The fine photography show “Exilios del Imaginario” at the Museo de Arte de Ciudad Juarez(MUACJ) attempts to review the past 50 years of photography in Juarez in keeping with the current celebration of the 50 years of the museum’s existence. As the show’s curators point out photography came to Juarez much earlier when the Mexican Revolution brought many war photographers to the city. Curators Jaime Bailleres and Itzel Aguilera show the progression of photographic development in the city beginning with some news photography and then showing how each generation learned from the previous one and developed a style of its own.

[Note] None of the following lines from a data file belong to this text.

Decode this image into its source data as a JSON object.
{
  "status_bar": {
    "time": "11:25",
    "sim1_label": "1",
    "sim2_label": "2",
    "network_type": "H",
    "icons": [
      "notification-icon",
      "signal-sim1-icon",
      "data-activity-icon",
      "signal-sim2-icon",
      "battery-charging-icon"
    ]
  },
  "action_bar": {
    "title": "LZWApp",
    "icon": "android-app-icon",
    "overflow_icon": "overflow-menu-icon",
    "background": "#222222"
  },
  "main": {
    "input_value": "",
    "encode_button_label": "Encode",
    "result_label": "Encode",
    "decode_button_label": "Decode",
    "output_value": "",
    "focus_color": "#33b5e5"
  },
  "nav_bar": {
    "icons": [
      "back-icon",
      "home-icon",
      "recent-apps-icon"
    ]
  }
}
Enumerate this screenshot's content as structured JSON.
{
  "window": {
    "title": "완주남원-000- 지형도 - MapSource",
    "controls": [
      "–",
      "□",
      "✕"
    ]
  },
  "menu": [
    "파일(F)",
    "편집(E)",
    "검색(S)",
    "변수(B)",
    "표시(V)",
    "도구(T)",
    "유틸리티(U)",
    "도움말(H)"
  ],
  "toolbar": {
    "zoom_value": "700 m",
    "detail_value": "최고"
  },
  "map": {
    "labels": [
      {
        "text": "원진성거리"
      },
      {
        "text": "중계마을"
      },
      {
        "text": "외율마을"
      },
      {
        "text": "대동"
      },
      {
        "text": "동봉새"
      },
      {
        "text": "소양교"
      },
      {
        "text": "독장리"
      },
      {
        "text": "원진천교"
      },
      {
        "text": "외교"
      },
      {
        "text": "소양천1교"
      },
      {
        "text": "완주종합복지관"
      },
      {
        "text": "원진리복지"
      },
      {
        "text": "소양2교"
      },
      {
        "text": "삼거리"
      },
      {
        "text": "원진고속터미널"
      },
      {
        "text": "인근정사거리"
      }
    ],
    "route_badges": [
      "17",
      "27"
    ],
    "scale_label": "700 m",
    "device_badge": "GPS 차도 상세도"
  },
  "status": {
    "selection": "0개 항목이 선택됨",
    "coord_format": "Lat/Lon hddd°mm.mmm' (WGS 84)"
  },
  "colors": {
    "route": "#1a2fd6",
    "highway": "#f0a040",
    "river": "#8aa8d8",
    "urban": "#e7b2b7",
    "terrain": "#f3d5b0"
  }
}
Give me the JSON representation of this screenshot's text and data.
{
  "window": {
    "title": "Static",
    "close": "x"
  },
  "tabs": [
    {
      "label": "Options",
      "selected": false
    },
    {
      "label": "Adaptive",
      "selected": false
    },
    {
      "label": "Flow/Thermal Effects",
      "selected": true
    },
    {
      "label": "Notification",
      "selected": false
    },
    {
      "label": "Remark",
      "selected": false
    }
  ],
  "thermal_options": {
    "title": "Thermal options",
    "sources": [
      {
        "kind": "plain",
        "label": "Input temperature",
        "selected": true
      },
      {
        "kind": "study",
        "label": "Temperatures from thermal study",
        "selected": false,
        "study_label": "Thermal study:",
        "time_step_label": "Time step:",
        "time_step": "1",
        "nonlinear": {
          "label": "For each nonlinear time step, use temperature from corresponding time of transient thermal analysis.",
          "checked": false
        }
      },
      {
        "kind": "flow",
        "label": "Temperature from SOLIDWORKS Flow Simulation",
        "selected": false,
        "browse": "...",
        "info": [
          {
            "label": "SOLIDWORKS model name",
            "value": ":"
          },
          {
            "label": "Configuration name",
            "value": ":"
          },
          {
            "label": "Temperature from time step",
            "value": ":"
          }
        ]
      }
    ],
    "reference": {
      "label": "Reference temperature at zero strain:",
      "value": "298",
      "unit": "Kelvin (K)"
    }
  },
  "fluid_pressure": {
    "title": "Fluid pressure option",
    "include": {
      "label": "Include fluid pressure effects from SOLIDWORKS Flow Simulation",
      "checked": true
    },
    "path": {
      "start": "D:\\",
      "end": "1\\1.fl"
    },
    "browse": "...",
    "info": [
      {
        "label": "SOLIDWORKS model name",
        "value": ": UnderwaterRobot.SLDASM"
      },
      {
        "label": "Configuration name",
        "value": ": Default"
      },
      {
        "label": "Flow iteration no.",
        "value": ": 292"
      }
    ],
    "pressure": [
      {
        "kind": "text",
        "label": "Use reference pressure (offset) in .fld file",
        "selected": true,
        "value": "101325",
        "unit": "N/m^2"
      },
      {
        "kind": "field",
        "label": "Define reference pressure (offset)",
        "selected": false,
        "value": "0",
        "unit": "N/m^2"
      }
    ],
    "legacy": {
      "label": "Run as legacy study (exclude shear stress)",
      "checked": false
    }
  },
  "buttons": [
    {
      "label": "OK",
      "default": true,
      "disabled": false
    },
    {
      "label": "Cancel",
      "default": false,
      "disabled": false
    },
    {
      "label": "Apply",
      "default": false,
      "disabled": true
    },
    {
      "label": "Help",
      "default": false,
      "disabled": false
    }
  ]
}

The show starts with Saul Sepulveda, who was a news photographer in the 50’s and 60’s, and who worked with a panorama camera which helped give his photos of such things as parades,for instance, as seen here, a wider scope, than the usual camera could manage.
From this point we can see more personal expression and some experimentation start to come into play. The mostly black and white photos show a desire to play with technique and material.There is are examples of non-camera image making, and using different material on which to print.
What clearly was a huge influence in the development and spread of photography was the establishment of a Visual Arts degree at UACJ in 2001. This seems amazingly late, but better late than never. From this point on in the show we see here a greater interest in more formalist concerns, more experimentation and some very good examples of the craft.
There are 61 photographers and 165 photographs in a mix of black and white and color, as well as as a mix of analogue and digital techniques. Although many of the pictures are taken in Juarez, there are also many taken in other parts of Mexico and in other parts of the world. The emphasis here is on the photographer, rather than the city itself.
Of course, even with 165 photographs the surface is barely scratched. I remember seeing a number of shows by local news photographers, which showed an amazing talent, and, in many cases, an ability to get beyond the immediate event recorded to create images which were haunting. There have been numerous shows at other venues by a great number of other equally talented photographers as well as by many who are on view here.
It occurred to me that an interesting auxiliary show might be an historical look at the real street photographers, by whom I mean those hard-working souls who have worked since time immemorial in the Plaza de Armas by the Cathedral taking pictures of tourists and locals who wanted a memento of their visit, and whose job was much easier when not everyone had a camera, and when selfies didn’t exist. It would be interesting to look at how their life and photographs have changed.
In any case, the show serves to remind us of some of the amazing talent in the city, whose practitioners continue to try to continue to explore the practice of photography in diverse ways.
For the past number of years, Alukandra, whose work is in the show, has been hosting a series of “Charlas Photographicas” (Photography talks) with different people speaking on some aspect of the field. This month it is being held on
Sundays, from 12-2 at the Juarez Monument, which dovetails with the Bazaar at the Monument also held every Sunday.
Last Saturday Alex Briseno, also included in the show, held another photowalk in which people turn their cameras loose on the city.
In short, there is a huge amount of talent and energy here and it would be nice if the rest of the world took notice of this aspect of the city, rather than the more dismal events which usually seem to be the only time the city is mentioned.-david Sokolec